The debate over dancehall music being played or performed during the Carnival season in this country has been raging on over the past few weeks. It resurfaced after local artiste Kern Joseph aka Trinidad Killa hit fetes with his 2020 hit “Dyy Zess” but also performed his popular local dancehall tune “Gunman in she hole.”
Joseph has had his say on the matter but his manager, Delicia Patterson, has expressed disappointment with the conversation.
She said “Trinidad Killa has been singing Soca for the past 17yrs, even being a past contestant at Synergy TV’s Soca Star. As most youths do, when Soca does not work for them, they gravitate to the dancehall genre. Now with his dancehall hit, he is now being branded as a dancehall artiste with persons further stating that he should not be hired at fetes. Our focus and mission will always be to satisfy the crowd and ground movement.”
She added that “in this business, you will always get good and bad publicity and one must learn to rise above it all and stay humble. Music is made to entertain and to feed the soul. We just did a show in the Bahamas and the Promoter there said to me “Power in Soca is the song to push, I stop push gunman because that song gone clear already. He further stated that “Dyy Zess”, Trinidad Killa’s Soca contribution is a great and powerful song and the people need to know it.”
She said, “If we are so passionate about our culture then the bigger debate should be why is there a Soca switch on Boxing Day and Ash Wednesday?”
And while many are having their say, particularly on social media, the people responsible for putting on the fetes and playing the music are speaking out as well. At least one major event organiser, Caesar’s Army, sees no problem with dancehall in Carnival, within reason.
Chief Executive Officer Jules Sobion told Guardian Media, “When it is we are having an international clientele coming to the Carnival season and it’s a lot of Caribbean people as well, I think that if Trinidad and Tobago is representing for Soca and Chutney; Barbados has Bashment, Jamaica has Dancehall, St Lucia has Dennery, Grenada has Jab, Dominica has Bouyon, French West Indies has Zouk and I think it all has a place in our Carnival season.”
His sentiments were echoed by Disc Jockey from SLAM 100.5 FM, Ewart Mundy aka DJ Watty, who expressed the view that the music played is controlled by the people attending the events.
“As djs we have a responsibility and our responsibility is to please the patrons. If you go an event and the patrons want to hear dancehall there are certain events you will have to play the Dancehall because you are playing for them.” Mundy said.

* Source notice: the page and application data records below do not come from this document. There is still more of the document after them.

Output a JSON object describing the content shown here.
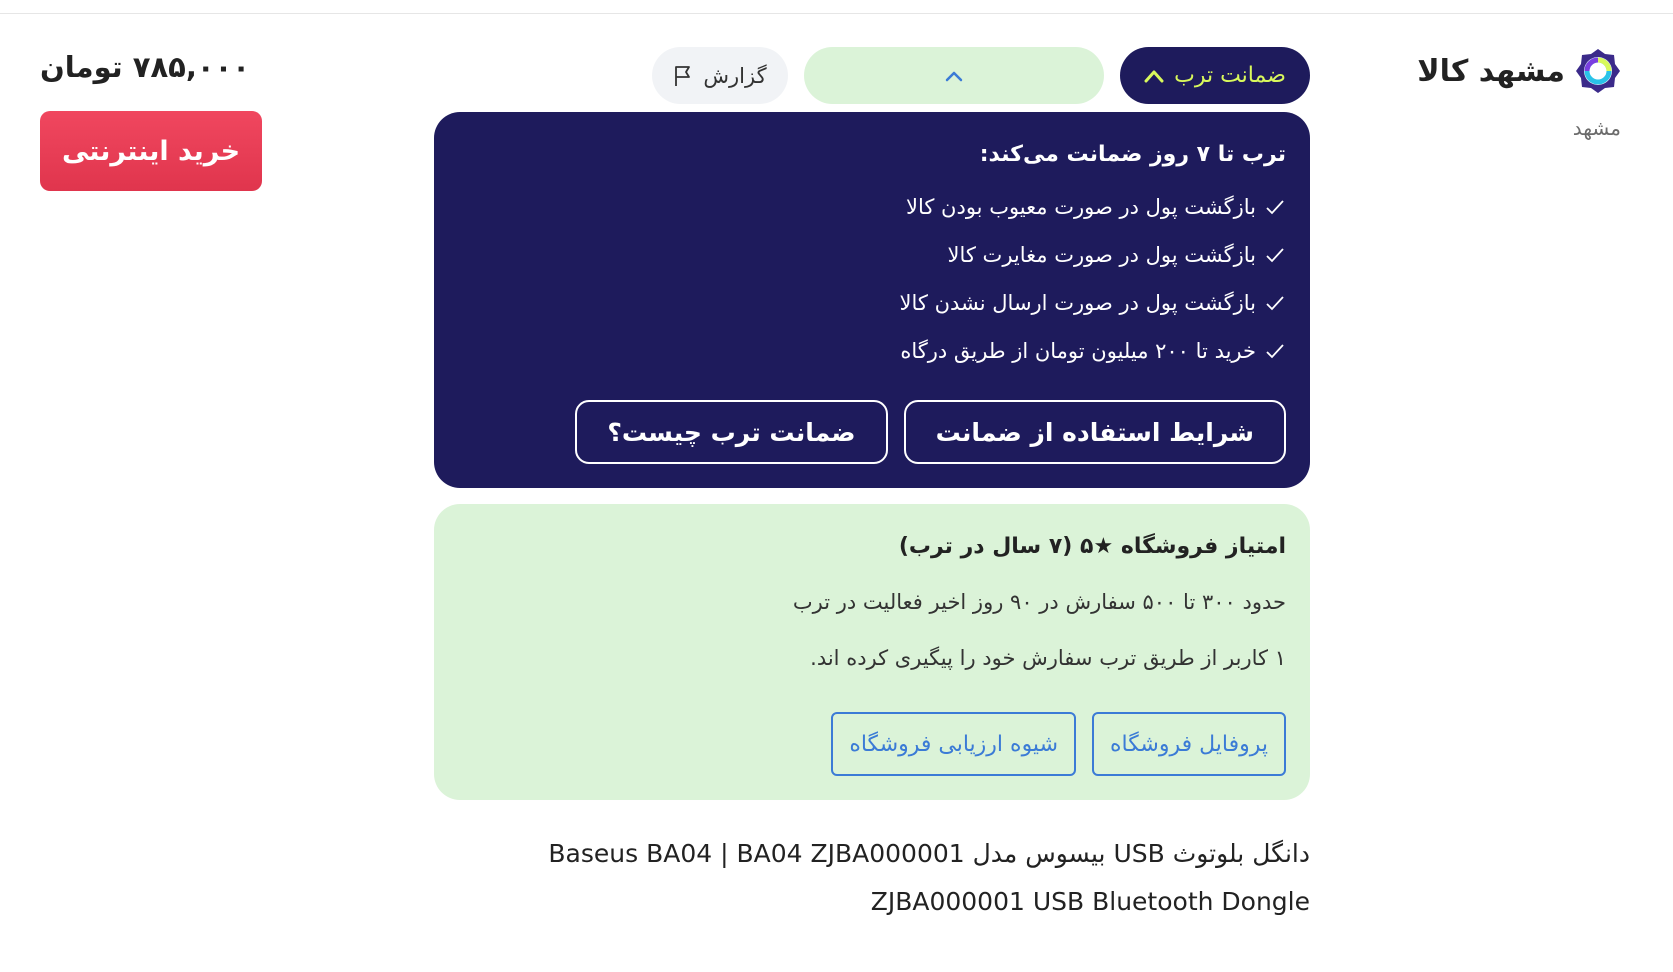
{
  "seller": {
    "name": "مشهد کالا",
    "city": "مشهد"
  },
  "price": {
    "amount": "۷۸۵,۰۰۰ تومان",
    "buy_label": "خرید اینترنتی"
  },
  "pills": {
    "guarantee_label": "ضمانت ترب",
    "report_label": "گزارش"
  },
  "guarantee": {
    "title": "ترب تا ۷ روز ضمانت می‌کند:",
    "items": [
      "بازگشت پول در صورت معیوب بودن کالا",
      "بازگشت پول در صورت مغایرت کالا",
      "بازگشت پول در صورت ارسال نشدن کالا",
      "خرید تا ۲۰۰ میلیون تومان از طریق درگاه"
    ],
    "terms_button": "شرایط استفاده از ضمانت",
    "what_button": "ضمانت ترب چیست؟"
  },
  "score": {
    "title": "امتیاز فروشگاه ★۵ (۷ سال در ترب)",
    "orders_line": "حدود ۳۰۰ تا ۵۰۰ سفارش در ۹۰ روز اخیر فعالیت در ترب",
    "tracking_line": "۱ کاربر از طریق ترب سفارش خود را پیگیری کرده اند.",
    "profile_button": "پروفایل فروشگاه",
    "method_button": "شیوه ارزیابی فروشگاه"
  },
  "product": {
    "title": "دانگل بلوتوث USB بیسوس مدل Baseus BA04 | BA04 ZJBA000001 ZJBA000001 USB Bluetooth Dongle"
  },
  "colors": {
    "navy": "#1e1b5c",
    "lime": "#d9f95c",
    "mint": "#dbf3d8",
    "blue": "#3b7bd6",
    "red": "#e63e55"
  }
}
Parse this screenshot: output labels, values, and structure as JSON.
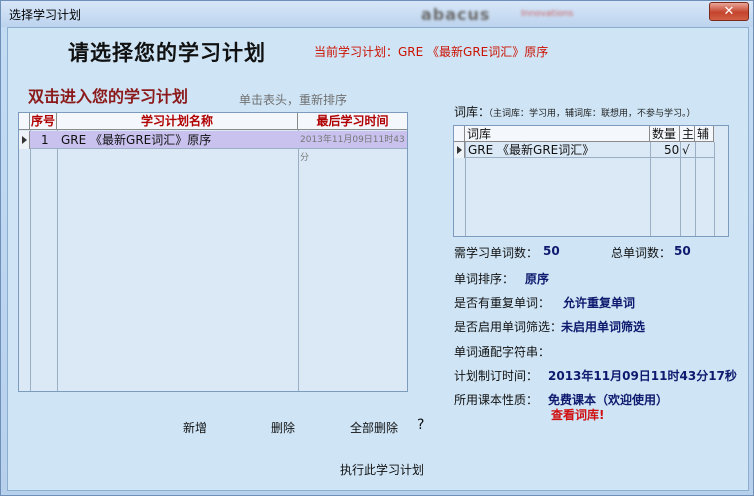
{
  "window": {
    "title": "选择学习计划",
    "brand": "abacus",
    "brand_sub": "Innovations",
    "close_glyph": "✕"
  },
  "header": {
    "title": "请选择您的学习计划",
    "current_plan": "当前学习计划：GRE  《最新GRE词汇》原序",
    "subtitle": "双击进入您的学习计划",
    "sort_hint": "单击表头，重新排序"
  },
  "plan_table": {
    "columns": [
      "序号",
      "学习计划名称",
      "最后学习时间"
    ],
    "rows": [
      {
        "index": "1",
        "name": "GRE 《最新GRE词汇》原序",
        "last_time": "2013年11月09日11时43分"
      }
    ]
  },
  "library": {
    "label": "词库：",
    "note": "（主词库：学习用，辅词库：联想用，不参与学习。）",
    "columns": [
      "词库",
      "数量",
      "主",
      "辅"
    ],
    "rows": [
      {
        "name": "GRE 《最新GRE词汇》",
        "count": "50",
        "main": "√",
        "aux": ""
      }
    ]
  },
  "info": {
    "need_words_label": "需学习单词数：",
    "need_words_value": "50",
    "total_words_label": "总单词数：",
    "total_words_value": "50",
    "sort_label": "单词排序：",
    "sort_value": "原序",
    "repeat_label": "是否有重复单词：",
    "repeat_value": "允许重复单词",
    "filter_label": "是否启用单词筛选：",
    "filter_value": "未启用单词筛选",
    "wildcard_label": "单词通配字符串：",
    "wildcard_value": "",
    "made_time_label": "计划制订时间：",
    "made_time_value": "2013年11月09日11时43分17秒",
    "course_label": "所用课本性质：",
    "course_value": "免费课本（欢迎使用）",
    "view_lib_link": "查看词库!"
  },
  "buttons": {
    "add": "新增",
    "delete": "删除",
    "delete_all": "全部删除",
    "help": "?",
    "execute": "执行此学习计划"
  }
}
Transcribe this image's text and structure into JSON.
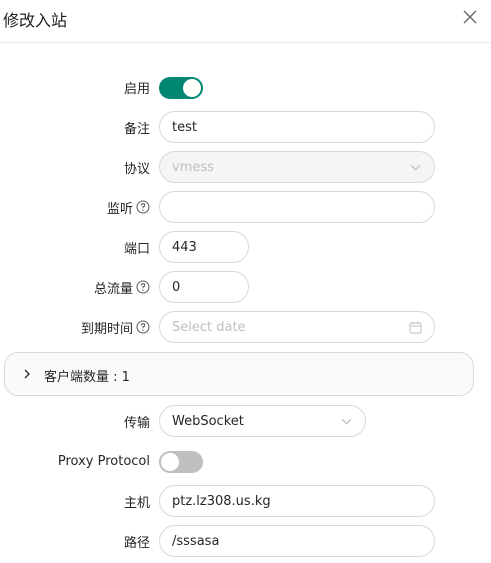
{
  "dialog": {
    "title": "修改入站"
  },
  "form": {
    "enable": {
      "label": "启用",
      "value": true
    },
    "remark": {
      "label": "备注",
      "value": "test"
    },
    "protocol": {
      "label": "协议",
      "value": "vmess"
    },
    "listen": {
      "label": "监听",
      "value": ""
    },
    "port": {
      "label": "端口",
      "value": "443"
    },
    "total_traffic": {
      "label": "总流量",
      "value": "0"
    },
    "expiry_time": {
      "label": "到期时间",
      "placeholder": "Select date"
    },
    "clients": {
      "label": "客户端数量 : 1"
    },
    "transport": {
      "label": "传输",
      "value": "WebSocket"
    },
    "proxy_protocol": {
      "label": "Proxy Protocol",
      "value": false
    },
    "host": {
      "label": "主机",
      "value": "ptz.lz308.us.kg"
    },
    "path": {
      "label": "路径",
      "value": "/sssasa"
    }
  },
  "colors": {
    "accent": "#008771",
    "switch_off": "#bfbfbf",
    "border": "#d9d9d9"
  },
  "icons": {
    "close": "close-icon",
    "help": "question-circle-icon",
    "dropdown": "chevron-down-icon",
    "calendar": "calendar-icon",
    "expand": "chevron-right-icon"
  }
}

On social media, the views remain mixed.
Tracey Michelle Gomez wrote, “Dancehall (local or otherwise) and soca should not mix for Carnival. The vibe is not the same.”
But Allister Phillip said, “Well soca does get played in party off-season so it’s only fair dance hall get a touch for Carnival.”
Brandon Stoute went a bit further, he said, “Soca music, especially during Carnival Season brings a vibe that masqueraders and non masqueraders love, Dancehall is also another favourite genre of music that brings its own vibe. Personally if the two can clash and bring a vibe that everyone will love then, by all means, put them together and let’s enjoy the vibe!”